Swiss chocolate maker Lindt & Spruengli expects like-for-like sales to increase by another 6% this year, at the lower end of its long-term target.
This is a sign that a shrinking overall market in the US is making growth more difficult.
However, the company said it was counting on a gradual improvement in consumers' appetite for chocolate treats and easing raw material costs to help it meet its long-term goals of 6-8% organic sales growth over the coming years.
Global chocolate demand is down as consumers tend to prefer healthier snacks.
But Lindt has so far bucked that trend by marketing its Easter bunnies and Lindor chocolate balls as high-quality treats customers can indulge in at special moments.
"We expect the environment in 2017 to be quite similar to 2016. All the challenges are still there," Dieter Weisskopf, who took over as chief executive in October, said at the company's headquarters in Kilchberg near Zurich.
He said order levels for Easter looked healthy but a repositioning of the Russell Stover brand in the US market that weighed on sales and margins last year was continuing and lower cocoa bean prices would have a positive impact only in 2018.

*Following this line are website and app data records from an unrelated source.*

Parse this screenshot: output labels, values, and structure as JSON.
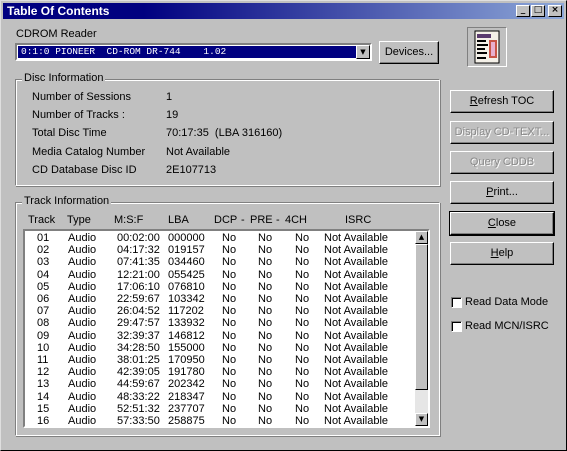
{
  "window": {
    "title": "Table Of Contents",
    "minimize_glyph": "_",
    "maximize_glyph": "□",
    "close_glyph": "×"
  },
  "cdrom": {
    "label": "CDROM Reader",
    "selected": "0:1:0 PIONEER  CD-ROM DR-744    1.02",
    "devices_button": "Devices..."
  },
  "disc_info": {
    "title": "Disc Information",
    "rows": [
      {
        "label": "Number of Sessions",
        "value": "1"
      },
      {
        "label": "Number of Tracks :",
        "value": "19"
      },
      {
        "label": "Total Disc Time",
        "value": "70:17:35  (LBA 316160)"
      },
      {
        "label": "Media Catalog Number",
        "value": "Not Available"
      },
      {
        "label": "CD Database Disc ID",
        "value": "2E107713"
      }
    ]
  },
  "track_info": {
    "title": "Track Information",
    "columns": [
      "Track",
      "Type",
      "M:S:F",
      "LBA",
      "DCP",
      "-",
      "PRE",
      "-",
      "4CH",
      "ISRC"
    ],
    "rows": [
      [
        "01",
        "Audio",
        "00:02:00",
        "000000",
        "No",
        "No",
        "No",
        "Not Available"
      ],
      [
        "02",
        "Audio",
        "04:17:32",
        "019157",
        "No",
        "No",
        "No",
        "Not Available"
      ],
      [
        "03",
        "Audio",
        "07:41:35",
        "034460",
        "No",
        "No",
        "No",
        "Not Available"
      ],
      [
        "04",
        "Audio",
        "12:21:00",
        "055425",
        "No",
        "No",
        "No",
        "Not Available"
      ],
      [
        "05",
        "Audio",
        "17:06:10",
        "076810",
        "No",
        "No",
        "No",
        "Not Available"
      ],
      [
        "06",
        "Audio",
        "22:59:67",
        "103342",
        "No",
        "No",
        "No",
        "Not Available"
      ],
      [
        "07",
        "Audio",
        "26:04:52",
        "117202",
        "No",
        "No",
        "No",
        "Not Available"
      ],
      [
        "08",
        "Audio",
        "29:47:57",
        "133932",
        "No",
        "No",
        "No",
        "Not Available"
      ],
      [
        "09",
        "Audio",
        "32:39:37",
        "146812",
        "No",
        "No",
        "No",
        "Not Available"
      ],
      [
        "10",
        "Audio",
        "34:28:50",
        "155000",
        "No",
        "No",
        "No",
        "Not Available"
      ],
      [
        "11",
        "Audio",
        "38:01:25",
        "170950",
        "No",
        "No",
        "No",
        "Not Available"
      ],
      [
        "12",
        "Audio",
        "42:39:05",
        "191780",
        "No",
        "No",
        "No",
        "Not Available"
      ],
      [
        "13",
        "Audio",
        "44:59:67",
        "202342",
        "No",
        "No",
        "No",
        "Not Available"
      ],
      [
        "14",
        "Audio",
        "48:33:22",
        "218347",
        "No",
        "No",
        "No",
        "Not Available"
      ],
      [
        "15",
        "Audio",
        "52:51:32",
        "237707",
        "No",
        "No",
        "No",
        "Not Available"
      ],
      [
        "16",
        "Audio",
        "57:33:50",
        "258875",
        "No",
        "No",
        "No",
        "Not Available"
      ]
    ]
  },
  "buttons": {
    "refresh": "Refresh TOC",
    "display_cdtext": "Display CD-TEXT...",
    "query_cddb": "Query CDDB",
    "print": "Print...",
    "close": "Close",
    "help": "Help"
  },
  "options": {
    "read_data_mode": "Read Data Mode",
    "read_mcn_isrc": "Read MCN/ISRC"
  },
  "icons": {
    "app": "disc-document-icon",
    "combo_arrow": "▼",
    "scroll_up": "▲",
    "scroll_down": "▼"
  }
}
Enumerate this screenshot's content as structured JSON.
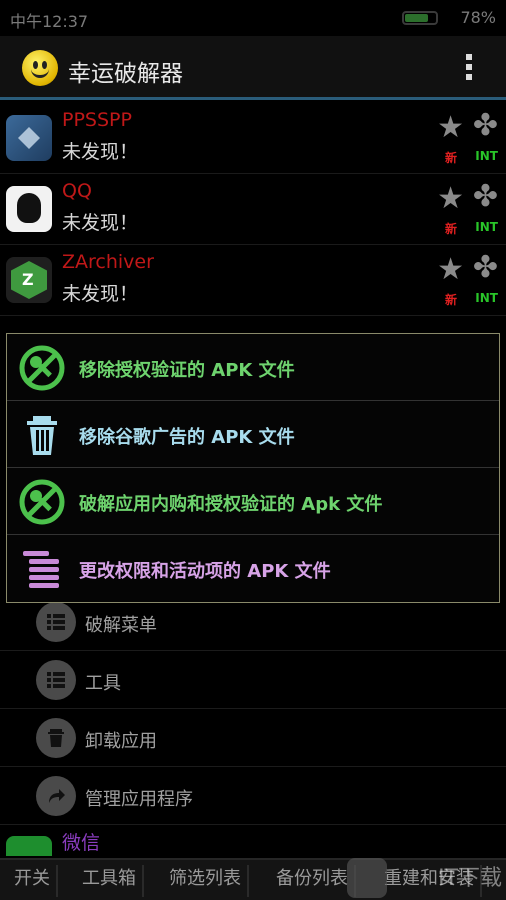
{
  "status_bar": {
    "time": "中午12:37",
    "battery_percent": "78%",
    "battery_level": 0.78
  },
  "app_bar": {
    "title": "幸运破解器"
  },
  "apps": [
    {
      "name": "PPSSPP",
      "status": "未发现！",
      "tag_new": "新",
      "tag_int": "INT"
    },
    {
      "name": "QQ",
      "status": "未发现！",
      "tag_new": "新",
      "tag_int": "INT"
    },
    {
      "name": "ZArchiver",
      "status": "未发现！",
      "tag_new": "新",
      "tag_int": "INT"
    }
  ],
  "popup": {
    "items": [
      {
        "label": "移除授权验证的 APK 文件",
        "icon": "no-key-icon"
      },
      {
        "label": "移除谷歌广告的 APK 文件",
        "icon": "trash-icon"
      },
      {
        "label": "破解应用内购和授权验证的 Apk 文件",
        "icon": "no-key-icon"
      },
      {
        "label": "更改权限和活动项的 APK 文件",
        "icon": "permissions-list-icon"
      }
    ]
  },
  "menu": {
    "items": [
      {
        "label": "破解菜单",
        "icon": "list-icon"
      },
      {
        "label": "工具",
        "icon": "list-icon"
      },
      {
        "label": "卸载应用",
        "icon": "trash-icon"
      },
      {
        "label": "管理应用程序",
        "icon": "share-arrow-icon"
      }
    ]
  },
  "partial_app": {
    "name": "微信"
  },
  "bottom_tabs": [
    "开关",
    "工具箱",
    "筛选列表",
    "备份列表",
    "重建和安装"
  ],
  "watermark": "IT下载",
  "colors": {
    "accent": "#2a5c7a",
    "app_name": "#c01818",
    "popup_green": "#6ed36e",
    "popup_blue": "#a8dced",
    "popup_purple": "#d7a3e7"
  }
}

Lindt faced difficulties in 2016 due to high cocoa bean and butter prices, subdued consumer sentiment in its biggest markets and price-sensitive trade partners.

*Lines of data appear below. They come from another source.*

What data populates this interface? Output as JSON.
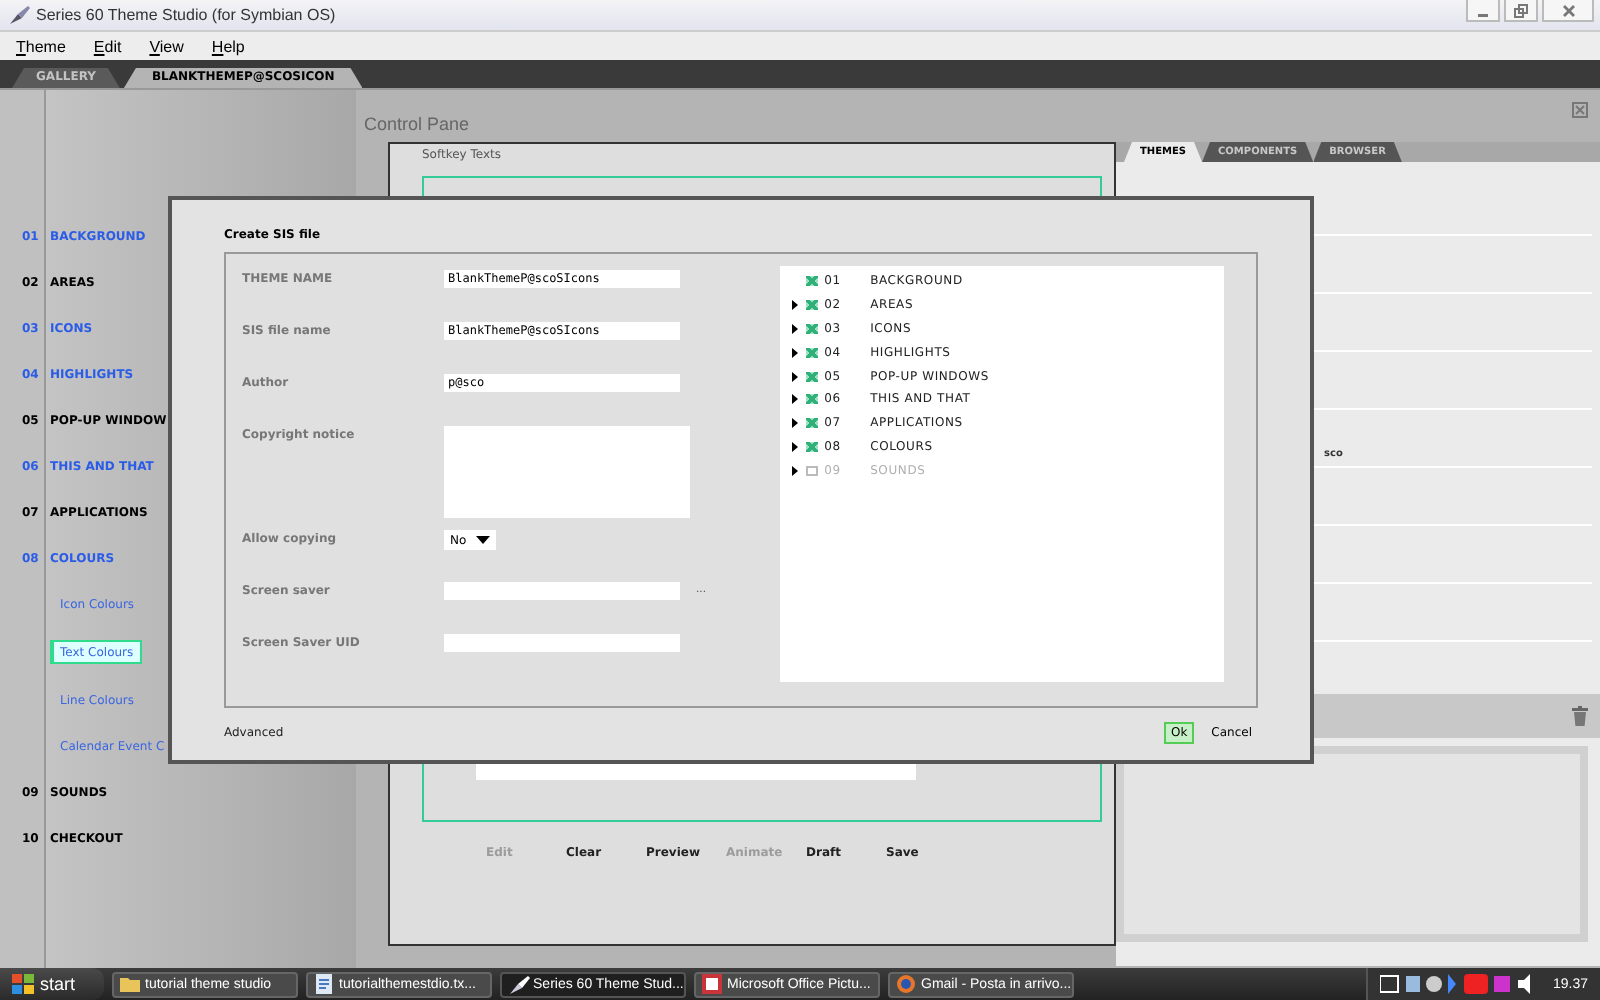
{
  "window": {
    "title": "Series 60 Theme Studio (for Symbian OS)"
  },
  "menu": [
    {
      "label": "Theme"
    },
    {
      "label": "Edit"
    },
    {
      "label": "View"
    },
    {
      "label": "Help"
    }
  ],
  "doc_tabs": [
    {
      "label": "GALLERY",
      "selected": false
    },
    {
      "label": "BLANKTHEMEP@SCOSICON",
      "selected": true
    }
  ],
  "nav": [
    {
      "number": "01",
      "label": "BACKGROUND",
      "highlighted": true
    },
    {
      "number": "02",
      "label": "AREAS",
      "highlighted": false
    },
    {
      "number": "03",
      "label": "ICONS",
      "highlighted": true
    },
    {
      "number": "04",
      "label": "HIGHLIGHTS",
      "highlighted": true
    },
    {
      "number": "05",
      "label": "POP-UP WINDOW",
      "highlighted": false
    },
    {
      "number": "06",
      "label": "THIS AND THAT",
      "highlighted": true
    },
    {
      "number": "07",
      "label": "APPLICATIONS",
      "highlighted": false
    },
    {
      "number": "08",
      "label": "COLOURS",
      "highlighted": true,
      "children": [
        {
          "label": "Icon Colours",
          "selected": false
        },
        {
          "label": "Text Colours",
          "selected": true
        },
        {
          "label": "Line Colours",
          "selected": false
        },
        {
          "label": "Calendar Event C",
          "selected": false
        }
      ]
    },
    {
      "number": "09",
      "label": "SOUNDS",
      "highlighted": false
    },
    {
      "number": "10",
      "label": "CHECKOUT",
      "highlighted": false
    }
  ],
  "control_pane": {
    "title": "Control Pane",
    "panel_title": "Softkey Texts",
    "buttons": [
      {
        "label": "Edit",
        "disabled": true
      },
      {
        "label": "Clear",
        "disabled": false
      },
      {
        "label": "Preview",
        "disabled": false
      },
      {
        "label": "Animate",
        "disabled": true
      },
      {
        "label": "Draft",
        "disabled": false
      },
      {
        "label": "Save",
        "disabled": false
      }
    ]
  },
  "side_panel": {
    "tabs": [
      {
        "label": "THEMES",
        "selected": true
      },
      {
        "label": "COMPONENTS",
        "selected": false
      },
      {
        "label": "BROWSER",
        "selected": false
      }
    ],
    "items": [
      "sco"
    ]
  },
  "dialog": {
    "title": "Create SIS file",
    "fields": [
      {
        "label": "THEME NAME",
        "kind": "text",
        "value": "BlankThemeP@scoSIcons"
      },
      {
        "label": "SIS file name",
        "kind": "text",
        "value": "BlankThemeP@scoSIcons"
      },
      {
        "label": "Author",
        "kind": "text",
        "value": "p@sco"
      },
      {
        "label": "Copyright notice",
        "kind": "textarea"
      },
      {
        "label": "Allow copying",
        "kind": "select",
        "value": "No"
      },
      {
        "label": "Screen saver",
        "kind": "file",
        "browse_label": "..."
      },
      {
        "label": "Screen Saver UID",
        "kind": "text"
      }
    ],
    "tree": [
      {
        "number": "01",
        "label": "BACKGROUND",
        "expandable": false,
        "checked": true,
        "disabled": false
      },
      {
        "number": "02",
        "label": "AREAS",
        "expandable": true,
        "checked": true,
        "disabled": false
      },
      {
        "number": "03",
        "label": "ICONS",
        "expandable": true,
        "checked": true,
        "disabled": false
      },
      {
        "number": "04",
        "label": "HIGHLIGHTS",
        "expandable": true,
        "checked": true,
        "disabled": false
      },
      {
        "number": "05",
        "label": "POP-UP WINDOWS",
        "expandable": true,
        "checked": true,
        "disabled": false
      },
      {
        "number": "06",
        "label": "THIS AND THAT",
        "expandable": true,
        "checked": true,
        "disabled": false
      },
      {
        "number": "07",
        "label": "APPLICATIONS",
        "expandable": true,
        "checked": true,
        "disabled": false
      },
      {
        "number": "08",
        "label": "COLOURS",
        "expandable": true,
        "checked": true,
        "disabled": false
      },
      {
        "number": "09",
        "label": "SOUNDS",
        "expandable": true,
        "checked": false,
        "disabled": true
      }
    ],
    "link": "Advanced",
    "buttons": [
      {
        "label": "Ok",
        "focused": true
      },
      {
        "label": "Cancel",
        "focused": false
      }
    ]
  },
  "taskbar": {
    "start": "start",
    "tasks": [
      {
        "label": "tutorial theme studio",
        "kind": "folder",
        "selected": false
      },
      {
        "label": "tutorialthemestdio.tx...",
        "kind": "document",
        "selected": false
      },
      {
        "label": "Series 60 Theme Stud...",
        "kind": "app",
        "selected": true
      },
      {
        "label": "Microsoft Office Pictu...",
        "kind": "picture",
        "selected": false
      },
      {
        "label": "Gmail - Posta in arrivo...",
        "kind": "browser",
        "selected": false
      }
    ],
    "clock": "19.37"
  }
}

Net profit rose 10% to 420 million Swiss francs ($415.2m) last year, affording a 10% rise in the dividend, in line with analysts' forecasts.
Lindt said in January its underlying sales rose 6% in 2016, making it one of the fastest-growing food and beverage companies, ahead of Hershey at 0.8%, Mondelez's chocolate division at 2% and Nestle's confectionery business at 1.8%.